A Chinese family has bought a large, AU$1.4 million (US$1.3 million) single-family house, so they can tear it down and build something bigger. Afterwards, their 23-year-old son will live there while working on his university degree.  

Westerners are often surprised by the number of Chinese buyers who purchase large, family-sized homes for their children to use as student housing while studying locally. 

We have seen examples in the US, UK, Australia, France...the list goes on and on.

The latest example to make it into the media is a AU$1.4 million single-family house in the Sunnybank, Queensland. It was reported today in the Courier-Mail, West Australian and Daily Telegraph (12 September 2013).

In this case, the buyers will demolish the house to make way for larger new construction. They intend it for their 23-year-old son, Kai Shen, to live their while studying in Australia.

One Australian expert says that 50% of Asian buyers intend their teen students to live in them. But that's not the whole story.

The properties also serve as an investment, the way you might park money in safe stock or mutual fund for the long term. And, there is always the possibility that the parents themselves may live in the property, perhaps retiring their one day, at the end of their professional careers.

According to the Foreign Investment Review Board, foreigners may only acquire established dwellings for the purpose of redevelopment.

Juwai.com featured prominently in this story. We noted that Australian law --unlike law in the US or UK-- doesn't allow international buyers to purchase existing homes, unless they intend to replace them with new construction.

We also noted that China is the largest source of international students in Australia.
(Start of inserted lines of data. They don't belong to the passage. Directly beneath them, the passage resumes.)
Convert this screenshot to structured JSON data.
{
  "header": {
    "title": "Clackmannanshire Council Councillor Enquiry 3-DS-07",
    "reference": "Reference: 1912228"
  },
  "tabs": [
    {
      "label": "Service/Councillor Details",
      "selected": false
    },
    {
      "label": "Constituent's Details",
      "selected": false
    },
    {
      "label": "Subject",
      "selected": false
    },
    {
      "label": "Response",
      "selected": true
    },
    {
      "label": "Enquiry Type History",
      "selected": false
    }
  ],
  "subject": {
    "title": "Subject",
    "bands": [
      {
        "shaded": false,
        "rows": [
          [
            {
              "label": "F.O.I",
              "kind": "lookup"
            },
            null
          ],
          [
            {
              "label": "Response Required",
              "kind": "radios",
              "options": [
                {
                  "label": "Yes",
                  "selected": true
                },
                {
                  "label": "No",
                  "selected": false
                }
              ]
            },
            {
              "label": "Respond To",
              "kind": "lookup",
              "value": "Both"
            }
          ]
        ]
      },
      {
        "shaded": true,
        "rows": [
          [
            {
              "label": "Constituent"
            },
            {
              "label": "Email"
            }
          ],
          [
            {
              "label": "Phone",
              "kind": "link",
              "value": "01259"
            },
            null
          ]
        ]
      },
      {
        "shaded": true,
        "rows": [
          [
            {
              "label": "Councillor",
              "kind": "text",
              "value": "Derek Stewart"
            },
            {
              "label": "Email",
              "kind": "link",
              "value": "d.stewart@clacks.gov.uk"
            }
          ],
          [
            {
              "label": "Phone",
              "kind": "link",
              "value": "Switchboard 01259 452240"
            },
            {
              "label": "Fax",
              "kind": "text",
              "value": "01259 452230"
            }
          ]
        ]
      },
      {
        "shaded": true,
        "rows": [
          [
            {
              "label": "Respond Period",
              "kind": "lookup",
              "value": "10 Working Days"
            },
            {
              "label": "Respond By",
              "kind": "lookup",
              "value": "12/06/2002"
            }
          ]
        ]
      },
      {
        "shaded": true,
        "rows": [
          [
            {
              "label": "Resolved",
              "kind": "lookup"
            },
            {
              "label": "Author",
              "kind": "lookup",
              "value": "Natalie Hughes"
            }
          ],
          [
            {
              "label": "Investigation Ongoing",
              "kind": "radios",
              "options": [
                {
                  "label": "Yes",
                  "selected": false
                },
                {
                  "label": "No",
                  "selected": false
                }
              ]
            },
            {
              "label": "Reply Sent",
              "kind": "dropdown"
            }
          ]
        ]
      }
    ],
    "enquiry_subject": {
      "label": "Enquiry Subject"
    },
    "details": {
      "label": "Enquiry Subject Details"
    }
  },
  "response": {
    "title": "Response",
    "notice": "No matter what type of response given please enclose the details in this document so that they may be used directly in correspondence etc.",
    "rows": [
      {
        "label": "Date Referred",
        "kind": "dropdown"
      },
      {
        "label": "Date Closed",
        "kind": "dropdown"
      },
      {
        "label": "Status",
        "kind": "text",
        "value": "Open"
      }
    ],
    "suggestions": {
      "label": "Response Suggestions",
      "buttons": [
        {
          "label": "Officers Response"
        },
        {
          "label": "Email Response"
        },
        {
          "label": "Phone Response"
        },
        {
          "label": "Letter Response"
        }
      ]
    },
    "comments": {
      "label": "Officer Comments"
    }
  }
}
Chinese students make up 1 out of every 5 international enrollments.